### Data under study ###
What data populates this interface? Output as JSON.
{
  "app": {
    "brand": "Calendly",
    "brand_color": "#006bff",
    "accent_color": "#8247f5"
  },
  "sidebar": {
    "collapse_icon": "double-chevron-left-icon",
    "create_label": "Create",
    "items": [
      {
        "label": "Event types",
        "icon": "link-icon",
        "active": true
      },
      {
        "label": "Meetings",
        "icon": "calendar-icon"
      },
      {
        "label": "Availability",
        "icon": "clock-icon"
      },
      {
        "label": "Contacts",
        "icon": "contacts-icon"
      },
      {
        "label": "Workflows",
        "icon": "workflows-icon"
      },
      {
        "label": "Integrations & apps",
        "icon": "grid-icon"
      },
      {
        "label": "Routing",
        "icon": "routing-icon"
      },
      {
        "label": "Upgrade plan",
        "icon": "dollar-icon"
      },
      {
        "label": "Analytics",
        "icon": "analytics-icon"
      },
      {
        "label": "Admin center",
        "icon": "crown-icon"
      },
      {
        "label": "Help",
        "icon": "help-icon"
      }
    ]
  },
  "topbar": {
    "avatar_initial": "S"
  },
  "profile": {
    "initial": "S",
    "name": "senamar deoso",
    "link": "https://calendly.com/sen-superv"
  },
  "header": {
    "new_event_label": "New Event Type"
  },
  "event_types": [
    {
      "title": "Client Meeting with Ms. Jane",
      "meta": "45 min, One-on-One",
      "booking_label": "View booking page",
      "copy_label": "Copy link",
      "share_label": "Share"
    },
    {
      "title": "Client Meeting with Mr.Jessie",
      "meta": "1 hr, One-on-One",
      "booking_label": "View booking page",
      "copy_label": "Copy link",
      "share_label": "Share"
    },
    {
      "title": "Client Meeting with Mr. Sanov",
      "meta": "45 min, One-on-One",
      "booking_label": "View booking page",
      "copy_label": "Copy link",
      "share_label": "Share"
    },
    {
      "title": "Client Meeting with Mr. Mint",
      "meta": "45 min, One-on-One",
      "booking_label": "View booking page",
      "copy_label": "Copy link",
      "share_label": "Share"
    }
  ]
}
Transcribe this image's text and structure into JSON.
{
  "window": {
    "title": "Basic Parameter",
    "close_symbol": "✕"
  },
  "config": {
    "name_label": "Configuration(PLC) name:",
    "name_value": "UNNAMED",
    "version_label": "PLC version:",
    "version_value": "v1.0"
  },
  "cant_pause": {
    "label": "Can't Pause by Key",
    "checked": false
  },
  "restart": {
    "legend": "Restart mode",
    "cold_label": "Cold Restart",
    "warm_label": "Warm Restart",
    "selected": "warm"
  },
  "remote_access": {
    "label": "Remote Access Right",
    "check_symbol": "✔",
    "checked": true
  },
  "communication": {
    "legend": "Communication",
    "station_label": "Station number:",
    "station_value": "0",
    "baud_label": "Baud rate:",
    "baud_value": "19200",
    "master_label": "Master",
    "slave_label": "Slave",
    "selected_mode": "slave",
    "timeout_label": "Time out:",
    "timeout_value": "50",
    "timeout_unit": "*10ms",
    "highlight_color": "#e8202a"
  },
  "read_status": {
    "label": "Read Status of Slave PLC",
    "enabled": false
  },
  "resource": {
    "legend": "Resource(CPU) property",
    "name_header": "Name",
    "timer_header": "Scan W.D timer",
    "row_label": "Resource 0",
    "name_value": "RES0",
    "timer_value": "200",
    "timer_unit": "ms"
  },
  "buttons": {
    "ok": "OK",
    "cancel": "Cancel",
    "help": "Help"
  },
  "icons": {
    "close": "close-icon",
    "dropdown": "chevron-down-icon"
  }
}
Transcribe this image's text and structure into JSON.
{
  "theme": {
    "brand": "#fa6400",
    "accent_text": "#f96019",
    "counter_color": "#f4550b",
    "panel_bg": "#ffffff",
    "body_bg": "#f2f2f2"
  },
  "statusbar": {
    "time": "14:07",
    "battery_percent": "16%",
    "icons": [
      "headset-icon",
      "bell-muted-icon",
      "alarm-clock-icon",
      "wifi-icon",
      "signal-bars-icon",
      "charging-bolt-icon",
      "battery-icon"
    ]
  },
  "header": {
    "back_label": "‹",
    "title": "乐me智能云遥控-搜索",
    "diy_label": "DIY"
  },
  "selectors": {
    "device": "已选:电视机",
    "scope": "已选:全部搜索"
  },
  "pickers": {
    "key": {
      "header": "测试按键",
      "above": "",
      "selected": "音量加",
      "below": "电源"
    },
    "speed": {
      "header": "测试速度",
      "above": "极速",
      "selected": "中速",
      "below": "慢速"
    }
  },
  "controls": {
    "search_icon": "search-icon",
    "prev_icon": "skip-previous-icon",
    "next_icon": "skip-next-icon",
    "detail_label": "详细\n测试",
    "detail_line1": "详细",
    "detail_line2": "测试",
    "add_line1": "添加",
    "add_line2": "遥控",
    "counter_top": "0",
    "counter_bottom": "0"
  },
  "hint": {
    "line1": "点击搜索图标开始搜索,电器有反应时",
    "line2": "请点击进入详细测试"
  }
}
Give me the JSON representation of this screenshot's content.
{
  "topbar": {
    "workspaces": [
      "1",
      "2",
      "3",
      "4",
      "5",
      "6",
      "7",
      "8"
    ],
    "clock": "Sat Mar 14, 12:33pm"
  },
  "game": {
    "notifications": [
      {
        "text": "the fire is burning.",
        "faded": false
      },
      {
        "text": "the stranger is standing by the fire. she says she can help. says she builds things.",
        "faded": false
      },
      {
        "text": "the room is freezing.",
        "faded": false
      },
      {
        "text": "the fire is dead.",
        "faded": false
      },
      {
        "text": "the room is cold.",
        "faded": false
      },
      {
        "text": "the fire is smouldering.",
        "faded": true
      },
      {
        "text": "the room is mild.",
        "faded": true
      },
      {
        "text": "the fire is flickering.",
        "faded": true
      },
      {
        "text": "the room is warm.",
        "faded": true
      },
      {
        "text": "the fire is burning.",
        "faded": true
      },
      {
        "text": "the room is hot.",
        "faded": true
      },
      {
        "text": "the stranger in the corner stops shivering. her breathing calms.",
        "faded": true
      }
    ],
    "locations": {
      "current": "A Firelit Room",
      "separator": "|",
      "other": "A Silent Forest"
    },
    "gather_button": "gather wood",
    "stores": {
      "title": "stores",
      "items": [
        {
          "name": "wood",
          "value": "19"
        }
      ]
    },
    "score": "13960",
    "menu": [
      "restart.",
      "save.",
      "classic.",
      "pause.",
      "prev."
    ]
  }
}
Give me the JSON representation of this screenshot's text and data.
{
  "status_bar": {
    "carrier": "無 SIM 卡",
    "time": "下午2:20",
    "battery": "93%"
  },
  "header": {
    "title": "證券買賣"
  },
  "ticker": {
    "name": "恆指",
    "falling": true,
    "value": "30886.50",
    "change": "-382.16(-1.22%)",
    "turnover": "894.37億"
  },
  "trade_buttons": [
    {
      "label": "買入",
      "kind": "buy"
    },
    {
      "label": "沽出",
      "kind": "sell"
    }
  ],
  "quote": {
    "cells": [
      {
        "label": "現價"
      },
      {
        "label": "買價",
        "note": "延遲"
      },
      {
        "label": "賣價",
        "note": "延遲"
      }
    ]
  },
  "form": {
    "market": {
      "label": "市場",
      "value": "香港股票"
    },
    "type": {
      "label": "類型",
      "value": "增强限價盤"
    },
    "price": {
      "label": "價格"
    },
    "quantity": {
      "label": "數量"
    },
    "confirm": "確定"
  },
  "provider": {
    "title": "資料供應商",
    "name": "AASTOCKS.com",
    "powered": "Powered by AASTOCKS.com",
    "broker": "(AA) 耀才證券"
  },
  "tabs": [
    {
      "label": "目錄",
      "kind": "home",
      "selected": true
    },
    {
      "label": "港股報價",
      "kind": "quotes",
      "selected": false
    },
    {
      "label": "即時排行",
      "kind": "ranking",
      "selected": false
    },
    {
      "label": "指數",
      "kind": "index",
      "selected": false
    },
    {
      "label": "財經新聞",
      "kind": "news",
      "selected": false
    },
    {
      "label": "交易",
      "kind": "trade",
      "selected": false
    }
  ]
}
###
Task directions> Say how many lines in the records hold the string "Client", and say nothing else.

Solution to this exercise> 4